# Task description
Return each line below holding the string "holders".

Excerpts from an interface dataset:
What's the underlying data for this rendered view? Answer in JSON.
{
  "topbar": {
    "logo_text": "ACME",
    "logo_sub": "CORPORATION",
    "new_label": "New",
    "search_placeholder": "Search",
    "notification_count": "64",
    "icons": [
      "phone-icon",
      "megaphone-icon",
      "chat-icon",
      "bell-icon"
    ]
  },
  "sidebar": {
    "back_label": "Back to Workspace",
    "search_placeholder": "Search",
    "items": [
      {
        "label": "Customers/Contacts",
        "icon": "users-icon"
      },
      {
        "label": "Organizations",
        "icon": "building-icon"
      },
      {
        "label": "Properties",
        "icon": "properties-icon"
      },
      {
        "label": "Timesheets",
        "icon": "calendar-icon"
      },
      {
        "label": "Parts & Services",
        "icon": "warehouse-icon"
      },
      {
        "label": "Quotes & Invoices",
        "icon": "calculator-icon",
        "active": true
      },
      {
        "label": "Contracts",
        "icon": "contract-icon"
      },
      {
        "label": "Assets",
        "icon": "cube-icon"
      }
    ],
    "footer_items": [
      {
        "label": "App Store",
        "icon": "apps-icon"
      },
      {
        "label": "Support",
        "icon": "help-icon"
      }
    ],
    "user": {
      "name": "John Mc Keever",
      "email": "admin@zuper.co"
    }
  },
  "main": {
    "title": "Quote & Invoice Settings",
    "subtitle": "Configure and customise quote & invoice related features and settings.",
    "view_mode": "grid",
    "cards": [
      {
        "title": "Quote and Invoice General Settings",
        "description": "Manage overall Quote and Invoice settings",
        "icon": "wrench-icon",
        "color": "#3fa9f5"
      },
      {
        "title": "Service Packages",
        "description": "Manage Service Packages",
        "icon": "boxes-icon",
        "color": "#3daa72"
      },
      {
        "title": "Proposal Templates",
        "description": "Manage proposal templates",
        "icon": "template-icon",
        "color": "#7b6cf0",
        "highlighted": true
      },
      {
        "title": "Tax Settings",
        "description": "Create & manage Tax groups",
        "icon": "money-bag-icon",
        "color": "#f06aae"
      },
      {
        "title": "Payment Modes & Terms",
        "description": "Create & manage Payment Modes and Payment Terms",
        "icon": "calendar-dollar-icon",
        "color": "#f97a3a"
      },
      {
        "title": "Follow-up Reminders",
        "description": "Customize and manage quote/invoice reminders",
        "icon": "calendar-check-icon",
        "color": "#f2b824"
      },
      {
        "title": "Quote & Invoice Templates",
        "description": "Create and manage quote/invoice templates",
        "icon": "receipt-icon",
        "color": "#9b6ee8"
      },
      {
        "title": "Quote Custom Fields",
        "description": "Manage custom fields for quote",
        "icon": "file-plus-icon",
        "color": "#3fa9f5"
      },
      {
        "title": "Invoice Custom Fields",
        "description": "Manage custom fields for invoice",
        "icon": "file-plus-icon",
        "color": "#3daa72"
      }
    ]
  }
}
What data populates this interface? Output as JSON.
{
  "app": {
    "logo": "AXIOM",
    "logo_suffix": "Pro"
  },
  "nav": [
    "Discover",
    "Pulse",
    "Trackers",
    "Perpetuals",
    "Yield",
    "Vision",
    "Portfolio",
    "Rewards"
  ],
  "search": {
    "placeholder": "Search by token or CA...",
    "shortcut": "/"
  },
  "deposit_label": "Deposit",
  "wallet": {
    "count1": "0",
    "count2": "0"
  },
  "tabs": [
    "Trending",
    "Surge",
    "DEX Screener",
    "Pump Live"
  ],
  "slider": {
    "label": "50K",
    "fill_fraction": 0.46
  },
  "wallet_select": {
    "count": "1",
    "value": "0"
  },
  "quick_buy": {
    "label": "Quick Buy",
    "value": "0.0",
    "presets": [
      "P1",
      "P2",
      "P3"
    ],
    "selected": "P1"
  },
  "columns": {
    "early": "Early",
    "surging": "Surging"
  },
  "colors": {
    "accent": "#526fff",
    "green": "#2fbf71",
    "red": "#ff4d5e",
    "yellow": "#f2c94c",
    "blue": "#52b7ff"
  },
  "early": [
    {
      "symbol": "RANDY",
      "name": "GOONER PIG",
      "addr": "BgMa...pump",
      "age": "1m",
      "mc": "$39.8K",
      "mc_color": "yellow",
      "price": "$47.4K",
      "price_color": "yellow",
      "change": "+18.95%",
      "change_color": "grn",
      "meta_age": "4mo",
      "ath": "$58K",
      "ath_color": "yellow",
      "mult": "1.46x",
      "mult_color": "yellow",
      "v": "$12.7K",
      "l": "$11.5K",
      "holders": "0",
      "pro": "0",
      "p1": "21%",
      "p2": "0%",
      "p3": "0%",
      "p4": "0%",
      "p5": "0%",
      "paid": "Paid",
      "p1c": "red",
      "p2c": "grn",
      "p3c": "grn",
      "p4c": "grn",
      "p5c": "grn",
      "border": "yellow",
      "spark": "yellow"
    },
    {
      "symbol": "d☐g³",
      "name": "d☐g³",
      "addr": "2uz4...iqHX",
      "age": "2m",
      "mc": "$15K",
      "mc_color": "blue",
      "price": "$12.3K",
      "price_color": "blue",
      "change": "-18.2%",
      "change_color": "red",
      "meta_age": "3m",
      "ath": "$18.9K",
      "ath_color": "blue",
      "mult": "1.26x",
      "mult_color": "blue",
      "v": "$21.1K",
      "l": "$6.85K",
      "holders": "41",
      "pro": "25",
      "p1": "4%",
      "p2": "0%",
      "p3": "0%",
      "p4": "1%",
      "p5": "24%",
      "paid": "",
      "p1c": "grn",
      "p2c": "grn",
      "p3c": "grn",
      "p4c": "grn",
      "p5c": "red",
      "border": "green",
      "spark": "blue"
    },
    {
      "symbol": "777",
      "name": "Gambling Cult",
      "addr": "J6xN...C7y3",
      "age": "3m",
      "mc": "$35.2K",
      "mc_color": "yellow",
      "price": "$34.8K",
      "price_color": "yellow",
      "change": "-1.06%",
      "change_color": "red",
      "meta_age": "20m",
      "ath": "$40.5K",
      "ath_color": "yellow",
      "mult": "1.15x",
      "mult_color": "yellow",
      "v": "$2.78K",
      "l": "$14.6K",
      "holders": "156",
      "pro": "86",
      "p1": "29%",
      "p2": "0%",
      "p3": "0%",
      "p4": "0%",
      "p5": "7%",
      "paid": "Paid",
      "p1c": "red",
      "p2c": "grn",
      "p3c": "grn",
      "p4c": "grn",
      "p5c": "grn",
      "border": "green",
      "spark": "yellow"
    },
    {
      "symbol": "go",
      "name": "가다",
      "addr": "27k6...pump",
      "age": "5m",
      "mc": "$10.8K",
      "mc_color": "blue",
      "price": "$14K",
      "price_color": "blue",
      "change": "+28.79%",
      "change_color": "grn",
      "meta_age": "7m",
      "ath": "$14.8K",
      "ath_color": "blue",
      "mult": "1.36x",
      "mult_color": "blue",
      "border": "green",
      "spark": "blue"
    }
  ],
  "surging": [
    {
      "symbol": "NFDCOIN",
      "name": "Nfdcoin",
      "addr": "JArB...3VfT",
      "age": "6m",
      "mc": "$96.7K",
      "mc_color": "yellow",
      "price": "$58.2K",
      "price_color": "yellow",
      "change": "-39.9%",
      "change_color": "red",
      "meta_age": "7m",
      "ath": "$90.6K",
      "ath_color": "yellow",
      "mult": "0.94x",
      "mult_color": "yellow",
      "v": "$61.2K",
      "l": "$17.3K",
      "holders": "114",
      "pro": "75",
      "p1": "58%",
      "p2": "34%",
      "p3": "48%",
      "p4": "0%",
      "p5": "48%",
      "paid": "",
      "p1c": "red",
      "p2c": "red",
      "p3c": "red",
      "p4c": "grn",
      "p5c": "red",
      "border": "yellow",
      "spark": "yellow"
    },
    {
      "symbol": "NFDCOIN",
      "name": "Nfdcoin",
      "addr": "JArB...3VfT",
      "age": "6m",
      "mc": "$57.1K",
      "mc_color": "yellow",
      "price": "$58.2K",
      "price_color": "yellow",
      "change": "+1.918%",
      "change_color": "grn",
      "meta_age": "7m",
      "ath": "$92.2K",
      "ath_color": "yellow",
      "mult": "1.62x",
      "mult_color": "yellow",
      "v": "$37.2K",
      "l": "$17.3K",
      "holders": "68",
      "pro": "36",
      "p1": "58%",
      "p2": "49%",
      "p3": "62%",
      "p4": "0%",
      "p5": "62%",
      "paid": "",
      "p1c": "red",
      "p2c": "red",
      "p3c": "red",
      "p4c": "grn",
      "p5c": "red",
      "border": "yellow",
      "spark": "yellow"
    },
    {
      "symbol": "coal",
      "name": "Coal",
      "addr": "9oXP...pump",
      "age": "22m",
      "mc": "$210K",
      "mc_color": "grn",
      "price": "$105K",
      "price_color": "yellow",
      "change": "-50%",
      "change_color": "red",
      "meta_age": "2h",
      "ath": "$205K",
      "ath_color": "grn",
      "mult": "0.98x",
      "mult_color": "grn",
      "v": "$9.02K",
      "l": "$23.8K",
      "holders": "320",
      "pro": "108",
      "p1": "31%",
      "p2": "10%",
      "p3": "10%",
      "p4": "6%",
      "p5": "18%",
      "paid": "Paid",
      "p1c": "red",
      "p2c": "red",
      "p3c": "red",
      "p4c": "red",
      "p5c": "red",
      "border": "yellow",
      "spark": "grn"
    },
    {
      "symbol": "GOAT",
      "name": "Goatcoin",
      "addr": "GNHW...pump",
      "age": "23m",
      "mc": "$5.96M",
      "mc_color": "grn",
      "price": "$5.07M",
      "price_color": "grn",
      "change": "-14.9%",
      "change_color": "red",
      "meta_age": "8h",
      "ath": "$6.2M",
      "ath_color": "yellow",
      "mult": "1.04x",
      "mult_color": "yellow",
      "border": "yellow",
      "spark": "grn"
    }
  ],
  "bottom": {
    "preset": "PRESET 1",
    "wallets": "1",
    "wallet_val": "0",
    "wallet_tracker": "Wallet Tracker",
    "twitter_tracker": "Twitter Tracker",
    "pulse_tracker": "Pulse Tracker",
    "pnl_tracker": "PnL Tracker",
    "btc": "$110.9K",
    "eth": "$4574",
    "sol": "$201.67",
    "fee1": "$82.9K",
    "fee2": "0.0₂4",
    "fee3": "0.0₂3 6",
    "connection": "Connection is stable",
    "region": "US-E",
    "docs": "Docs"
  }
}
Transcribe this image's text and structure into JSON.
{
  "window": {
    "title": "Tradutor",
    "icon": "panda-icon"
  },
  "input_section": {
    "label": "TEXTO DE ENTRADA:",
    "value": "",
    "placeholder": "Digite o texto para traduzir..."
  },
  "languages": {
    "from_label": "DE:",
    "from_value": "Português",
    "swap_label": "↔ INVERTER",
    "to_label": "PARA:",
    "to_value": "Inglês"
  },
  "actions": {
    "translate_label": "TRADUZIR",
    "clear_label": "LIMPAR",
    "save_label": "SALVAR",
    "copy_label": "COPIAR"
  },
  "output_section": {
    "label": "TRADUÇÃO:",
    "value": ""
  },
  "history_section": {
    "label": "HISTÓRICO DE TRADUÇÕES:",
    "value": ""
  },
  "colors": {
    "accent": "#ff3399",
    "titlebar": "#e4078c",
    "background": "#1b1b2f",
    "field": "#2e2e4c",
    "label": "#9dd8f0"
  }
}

# Answer area
      "holders": "0",
      "holders": "41",
      "holders": "156",
      "holders": "114",
      "holders": "68",
      "holders": "320",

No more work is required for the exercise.